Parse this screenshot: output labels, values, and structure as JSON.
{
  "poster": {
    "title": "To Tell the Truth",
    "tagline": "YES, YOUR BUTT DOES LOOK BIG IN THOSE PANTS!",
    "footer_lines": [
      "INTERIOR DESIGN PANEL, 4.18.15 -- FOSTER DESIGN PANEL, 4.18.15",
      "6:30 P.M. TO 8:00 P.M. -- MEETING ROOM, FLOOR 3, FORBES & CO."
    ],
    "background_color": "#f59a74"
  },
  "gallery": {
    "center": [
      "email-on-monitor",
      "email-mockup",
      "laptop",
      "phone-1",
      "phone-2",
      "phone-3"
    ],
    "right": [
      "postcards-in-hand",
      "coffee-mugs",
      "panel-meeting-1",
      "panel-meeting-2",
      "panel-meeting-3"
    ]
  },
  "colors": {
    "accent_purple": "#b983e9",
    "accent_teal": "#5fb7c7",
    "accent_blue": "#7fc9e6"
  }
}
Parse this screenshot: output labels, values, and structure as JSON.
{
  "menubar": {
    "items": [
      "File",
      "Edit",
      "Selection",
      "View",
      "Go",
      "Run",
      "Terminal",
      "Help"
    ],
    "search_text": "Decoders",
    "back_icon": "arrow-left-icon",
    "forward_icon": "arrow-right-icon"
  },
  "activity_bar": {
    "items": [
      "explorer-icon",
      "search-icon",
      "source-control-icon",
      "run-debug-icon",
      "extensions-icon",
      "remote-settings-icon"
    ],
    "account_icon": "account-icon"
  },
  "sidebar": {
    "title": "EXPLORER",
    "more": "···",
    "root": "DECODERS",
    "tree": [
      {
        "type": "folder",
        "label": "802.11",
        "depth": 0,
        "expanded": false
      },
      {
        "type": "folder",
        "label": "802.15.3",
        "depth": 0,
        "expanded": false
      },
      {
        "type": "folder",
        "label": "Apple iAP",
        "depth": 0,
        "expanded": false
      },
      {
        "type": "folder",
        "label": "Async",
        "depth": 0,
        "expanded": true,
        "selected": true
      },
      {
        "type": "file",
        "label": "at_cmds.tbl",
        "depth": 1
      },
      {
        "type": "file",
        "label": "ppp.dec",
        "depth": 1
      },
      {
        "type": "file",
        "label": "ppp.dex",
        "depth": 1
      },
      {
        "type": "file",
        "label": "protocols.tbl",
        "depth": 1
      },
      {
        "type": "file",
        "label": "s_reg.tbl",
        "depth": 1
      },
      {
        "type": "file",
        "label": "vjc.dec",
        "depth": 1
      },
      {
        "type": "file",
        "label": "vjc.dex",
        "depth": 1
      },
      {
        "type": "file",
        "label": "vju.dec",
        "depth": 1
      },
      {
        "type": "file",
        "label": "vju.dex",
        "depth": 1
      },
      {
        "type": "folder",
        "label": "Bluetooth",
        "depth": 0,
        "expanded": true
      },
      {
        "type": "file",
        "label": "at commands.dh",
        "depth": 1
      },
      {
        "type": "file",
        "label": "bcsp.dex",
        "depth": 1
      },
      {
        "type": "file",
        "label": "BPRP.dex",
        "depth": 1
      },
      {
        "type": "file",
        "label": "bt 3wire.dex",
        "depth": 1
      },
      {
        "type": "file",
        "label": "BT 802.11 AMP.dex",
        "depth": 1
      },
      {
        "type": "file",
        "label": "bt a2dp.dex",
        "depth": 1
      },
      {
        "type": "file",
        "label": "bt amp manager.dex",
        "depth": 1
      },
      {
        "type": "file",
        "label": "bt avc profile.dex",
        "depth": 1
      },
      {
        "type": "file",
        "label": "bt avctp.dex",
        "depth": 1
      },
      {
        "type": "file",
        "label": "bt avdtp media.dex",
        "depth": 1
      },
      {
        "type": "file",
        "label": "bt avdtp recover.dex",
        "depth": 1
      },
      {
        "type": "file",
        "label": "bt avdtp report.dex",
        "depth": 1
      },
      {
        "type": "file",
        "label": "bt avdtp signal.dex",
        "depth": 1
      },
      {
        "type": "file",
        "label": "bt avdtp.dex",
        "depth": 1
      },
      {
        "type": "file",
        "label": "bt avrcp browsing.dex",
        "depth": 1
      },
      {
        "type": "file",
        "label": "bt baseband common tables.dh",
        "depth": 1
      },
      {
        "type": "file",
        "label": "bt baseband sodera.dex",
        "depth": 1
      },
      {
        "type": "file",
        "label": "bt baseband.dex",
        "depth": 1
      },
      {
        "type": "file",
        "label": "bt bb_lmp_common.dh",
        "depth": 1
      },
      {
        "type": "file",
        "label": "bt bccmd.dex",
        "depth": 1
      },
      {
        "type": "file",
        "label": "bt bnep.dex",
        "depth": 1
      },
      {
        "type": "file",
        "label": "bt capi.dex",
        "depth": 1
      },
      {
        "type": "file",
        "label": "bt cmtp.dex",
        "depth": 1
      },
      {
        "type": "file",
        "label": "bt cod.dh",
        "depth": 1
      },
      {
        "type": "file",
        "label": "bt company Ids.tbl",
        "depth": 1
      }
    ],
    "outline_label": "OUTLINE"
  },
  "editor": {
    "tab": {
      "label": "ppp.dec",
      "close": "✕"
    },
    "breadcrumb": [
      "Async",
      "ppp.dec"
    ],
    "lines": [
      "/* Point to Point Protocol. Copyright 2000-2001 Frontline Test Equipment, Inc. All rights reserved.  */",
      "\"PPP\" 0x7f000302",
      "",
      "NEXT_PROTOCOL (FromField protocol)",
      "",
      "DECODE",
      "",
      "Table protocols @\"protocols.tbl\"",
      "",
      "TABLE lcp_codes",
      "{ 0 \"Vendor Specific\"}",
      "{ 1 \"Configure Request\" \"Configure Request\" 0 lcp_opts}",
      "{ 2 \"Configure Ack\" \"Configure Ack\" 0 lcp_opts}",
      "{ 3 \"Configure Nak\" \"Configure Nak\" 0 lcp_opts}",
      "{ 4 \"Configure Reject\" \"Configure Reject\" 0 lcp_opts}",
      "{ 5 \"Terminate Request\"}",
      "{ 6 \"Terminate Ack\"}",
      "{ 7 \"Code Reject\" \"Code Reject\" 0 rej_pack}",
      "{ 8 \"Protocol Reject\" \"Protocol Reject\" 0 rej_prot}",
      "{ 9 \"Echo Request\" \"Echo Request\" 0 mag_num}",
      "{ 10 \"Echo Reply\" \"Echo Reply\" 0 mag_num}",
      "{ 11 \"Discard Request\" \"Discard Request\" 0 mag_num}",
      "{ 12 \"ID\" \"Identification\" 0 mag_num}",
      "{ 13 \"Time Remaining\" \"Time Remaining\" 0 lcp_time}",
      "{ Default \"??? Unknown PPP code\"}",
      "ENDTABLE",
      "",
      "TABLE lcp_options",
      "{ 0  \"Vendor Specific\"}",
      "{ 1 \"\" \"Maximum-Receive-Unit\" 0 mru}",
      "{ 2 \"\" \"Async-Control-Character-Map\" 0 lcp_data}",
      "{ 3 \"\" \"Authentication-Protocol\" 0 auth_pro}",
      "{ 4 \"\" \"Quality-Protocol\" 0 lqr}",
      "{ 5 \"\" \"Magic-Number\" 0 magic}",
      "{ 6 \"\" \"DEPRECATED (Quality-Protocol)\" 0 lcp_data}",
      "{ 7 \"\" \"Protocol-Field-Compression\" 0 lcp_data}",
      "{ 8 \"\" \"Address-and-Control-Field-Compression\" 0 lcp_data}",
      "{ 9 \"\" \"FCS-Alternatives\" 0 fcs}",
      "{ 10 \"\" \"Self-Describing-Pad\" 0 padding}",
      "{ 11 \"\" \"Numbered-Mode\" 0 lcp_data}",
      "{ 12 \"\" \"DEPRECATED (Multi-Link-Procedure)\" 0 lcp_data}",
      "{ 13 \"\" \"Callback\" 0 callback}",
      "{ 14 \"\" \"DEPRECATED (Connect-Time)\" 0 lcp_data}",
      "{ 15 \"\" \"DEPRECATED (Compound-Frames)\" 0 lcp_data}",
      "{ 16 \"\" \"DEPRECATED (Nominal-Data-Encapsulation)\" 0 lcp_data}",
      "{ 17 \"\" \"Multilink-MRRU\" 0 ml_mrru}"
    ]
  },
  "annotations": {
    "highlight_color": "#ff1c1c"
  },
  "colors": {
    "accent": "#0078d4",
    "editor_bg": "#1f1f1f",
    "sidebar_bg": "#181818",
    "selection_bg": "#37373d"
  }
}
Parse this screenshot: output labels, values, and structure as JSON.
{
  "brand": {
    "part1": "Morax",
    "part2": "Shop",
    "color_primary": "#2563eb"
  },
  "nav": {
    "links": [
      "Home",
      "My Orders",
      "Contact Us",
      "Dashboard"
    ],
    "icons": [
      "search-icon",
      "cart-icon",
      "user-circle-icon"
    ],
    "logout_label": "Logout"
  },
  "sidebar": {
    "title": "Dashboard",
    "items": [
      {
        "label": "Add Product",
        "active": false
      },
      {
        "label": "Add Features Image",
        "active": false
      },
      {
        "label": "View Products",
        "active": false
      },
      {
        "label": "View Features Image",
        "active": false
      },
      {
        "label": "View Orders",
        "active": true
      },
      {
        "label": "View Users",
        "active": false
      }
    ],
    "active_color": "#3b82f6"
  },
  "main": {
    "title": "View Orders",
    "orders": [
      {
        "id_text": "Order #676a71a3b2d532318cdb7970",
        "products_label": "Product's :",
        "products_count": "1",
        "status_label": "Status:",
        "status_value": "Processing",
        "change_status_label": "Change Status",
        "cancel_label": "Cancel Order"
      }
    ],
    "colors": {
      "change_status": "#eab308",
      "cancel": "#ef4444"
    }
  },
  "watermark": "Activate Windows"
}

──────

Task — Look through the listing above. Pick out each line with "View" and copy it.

Expected output —
      "View",
        "label": "View Products",
        "label": "View Features Image",
        "label": "View Orders",
        "label": "View Users",
    "title": "View Orders",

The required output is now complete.